The People of the State of New York, Respondent, v. Calvin Williams, Defendant–Appellant.

Reset A A Font size: Print

Supreme Court, Appellate Division, First Department, New York.

The People of the State of New York, Respondent, v. Calvin Williams, Defendant–Appellant.

1353 5

Decided: November 20, 2014

Tom, J.P., Friedman, Andrias, Feinman, Kapnick, JJ. Seymour W. James Jr., Legal Aid Society, New York (David Crow of counsel), and Dechert LLP, New York (L. Danielle Toaltoan of counsel), for appellant. Cyrus R. Vance, Jr., District Attorney, New York (Andrew E. Seewald of counsel), for respondent.

_

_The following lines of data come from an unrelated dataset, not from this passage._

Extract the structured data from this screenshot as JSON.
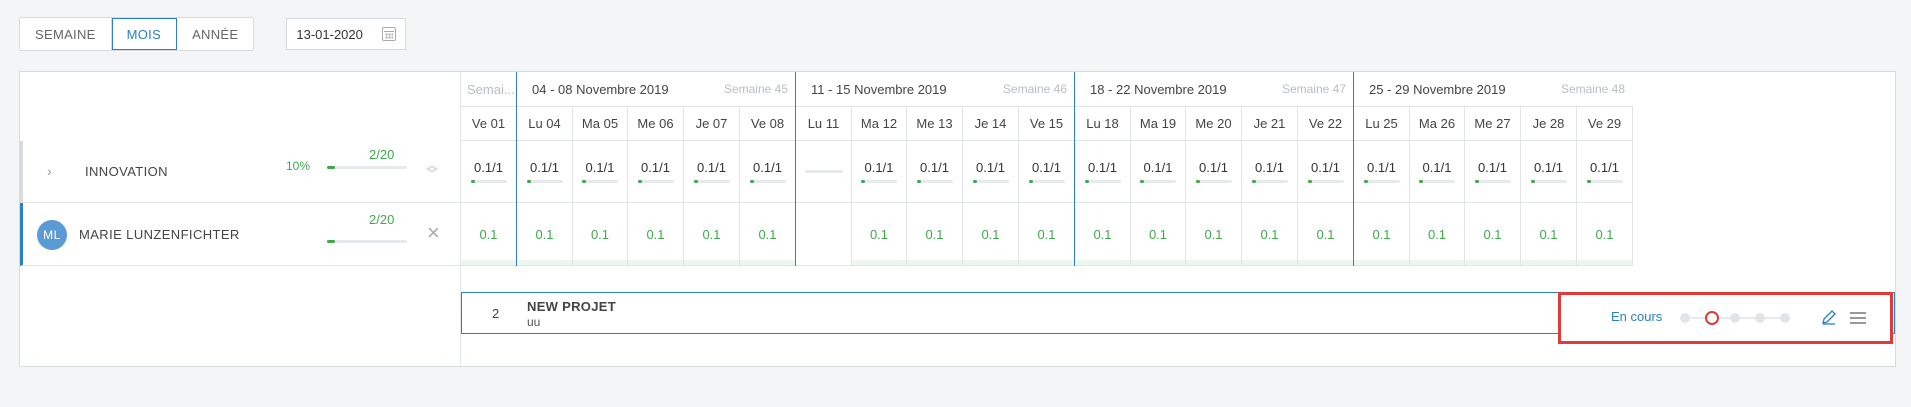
{
  "view_switch": {
    "week": "SEMAINE",
    "month": "MOIS",
    "year": "ANNÉE",
    "active": "month"
  },
  "date_field": {
    "value": "13-01-2020"
  },
  "weeks": [
    {
      "label": "Semai...",
      "num": ""
    },
    {
      "label": "04 - 08 Novembre 2019",
      "num": "Semaine 45"
    },
    {
      "label": "11 - 15 Novembre 2019",
      "num": "Semaine 46"
    },
    {
      "label": "18 - 22 Novembre 2019",
      "num": "Semaine 47"
    },
    {
      "label": "25 - 29 Novembre 2019",
      "num": "Semaine 48"
    }
  ],
  "days": [
    "Ve 01",
    "Lu 04",
    "Ma 05",
    "Me 06",
    "Je 07",
    "Ve 08",
    "Lu 11",
    "Ma 12",
    "Me 13",
    "Je 14",
    "Ve 15",
    "Lu 18",
    "Ma 19",
    "Me 20",
    "Je 21",
    "Ve 22",
    "Lu 25",
    "Ma 26",
    "Me 27",
    "Je 28",
    "Ve 29"
  ],
  "group_row": {
    "label": "INNOVATION",
    "percent": "10%",
    "fraction": "2/20",
    "progress": 0.1,
    "cells": [
      "0.1/1",
      "0.1/1",
      "0.1/1",
      "0.1/1",
      "0.1/1",
      "0.1/1",
      "",
      "0.1/1",
      "0.1/1",
      "0.1/1",
      "0.1/1",
      "0.1/1",
      "0.1/1",
      "0.1/1",
      "0.1/1",
      "0.1/1",
      "0.1/1",
      "0.1/1",
      "0.1/1",
      "0.1/1",
      "0.1/1"
    ]
  },
  "person_row": {
    "initials": "ML",
    "name": "MARIE LUNZENFICHTER",
    "fraction": "2/20",
    "progress": 0.1,
    "cells": [
      "0.1",
      "0.1",
      "0.1",
      "0.1",
      "0.1",
      "0.1",
      "",
      "0.1",
      "0.1",
      "0.1",
      "0.1",
      "0.1",
      "0.1",
      "0.1",
      "0.1",
      "0.1",
      "0.1",
      "0.1",
      "0.1",
      "0.1",
      "0.1"
    ]
  },
  "project": {
    "number": "2",
    "name": "NEW PROJET",
    "subtitle": "uu",
    "status": "En cours",
    "step_count": 5,
    "current_step": 2
  },
  "colors": {
    "accent": "#2b7fc3",
    "green": "#3fa84b",
    "highlight": "#e03b3b"
  }
}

Judgment, Supreme Court, New York County (Daniel P. Conviser, J.), rendered November 30, 2010, as amended March 3, 2011, convicting defendant, after a jury trial, of robbery in the third degree, and sentencing him to a term of 12/323 to 5 years, unanimously affirmed.

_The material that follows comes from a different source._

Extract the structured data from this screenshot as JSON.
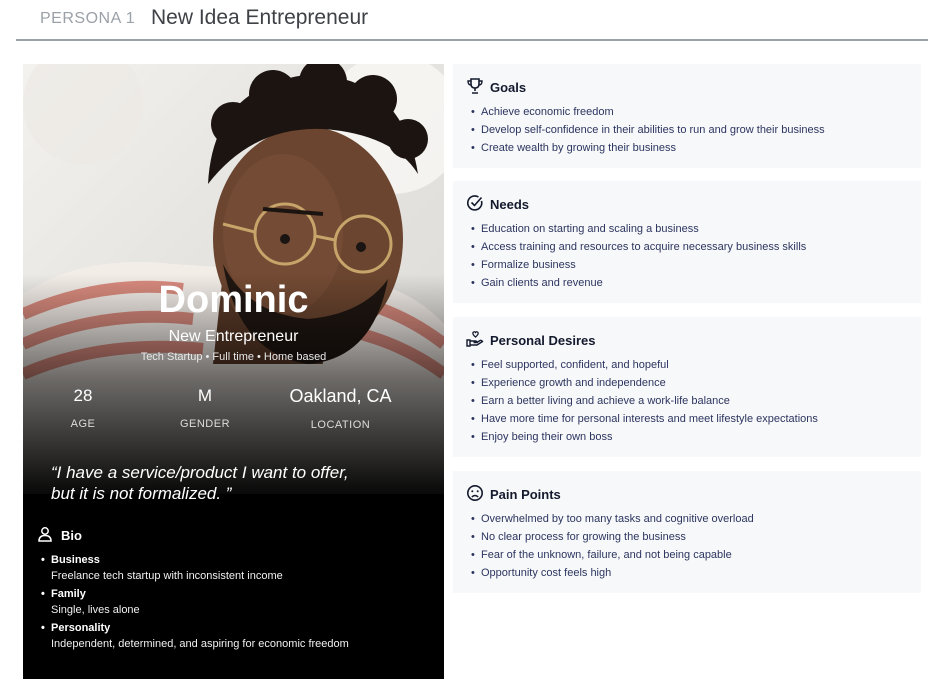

The verdict was supported by legally sufficient evidence and was not against the weight of the evidence (see People v. Danielson, 9 NY3d 342, 348–349 [2007] ).   The evidence established that defendant threatened the use of force in the course of committing larceny (Penal Law §§ 160.00;  160.05).  “The obvious implication of a remark such as ‘do as I say and nothing will happen’ is that, should the speaker not be obeyed, something untoward would in fact happen.”  (People v. Zagorski, 135 A.D.2d 594, 595 [2d Dept 1987] ).   Here, defendant made several such threatening remarks or gestures, including announcing that he was committing a robbery, warning store employees not to call the police or “make [defendant] do something,” and making references to a possible firearm.   Although some of defendant's behavior was unusual, he was clearly conveying a threat to use immediate force if the victims offered any resistance.   The evidence fails to support inferences that defendant was actually disclaiming any intent to use a firearm or other force, or that he really meant larceny when he referred to robbery.

The court properly granted the People's request to charge third-degree robbery as a lesser included offense of second-degree robbery (Penal Law § 160.10[2] [b] ), since there was a reasonable view of the evidence that defendant forcibly stole property without displaying what appeared to be a firearm.   There was a reasonable view that, while defendant may have made a verbal threat to use a firearm, his conduct failed to satisfy the “display” element, as delineated in People v. Lopez (73 N.Y.2d 214 [1989] ).

The court properly denied defendant's motion to suppress the stolen property recovered from his bag.   The police had probable cause to arrest defendant when, within minutes, an eyewitness to the robbery identified defendant as the perpetrator.   Based on the totality of the information in their possession, including a radio communication, the police could have reasonably inferred that they were speaking with a victim or witness with personal knowledge of a violent crime, who was identifying defendant as the perpetrator (see e. g. People v. Ransdell, 254 A.D.2d 63 [1st Dept 1998], lv denied 92 N.Y.2d 1037 [1998] ).   The search of the bag was justified by exigent circumstances (see People v. Jimenez, 22 NY3d 717 [2014];  People v. Smith, 59 N.Y.2d 454, 458–459 [1983] ), including the presence of the bag in the grabbable area of the unhandcuffed defendant, the violent nature of the crime, and specific reason to believe that the bag contained a weapon.

THIS CONSTITUTES THE DECISION AND ORDER

OF THE SUPREME COURT, APPELLATE DIVISION, FIRST DEPARTMENT.

_

CLERK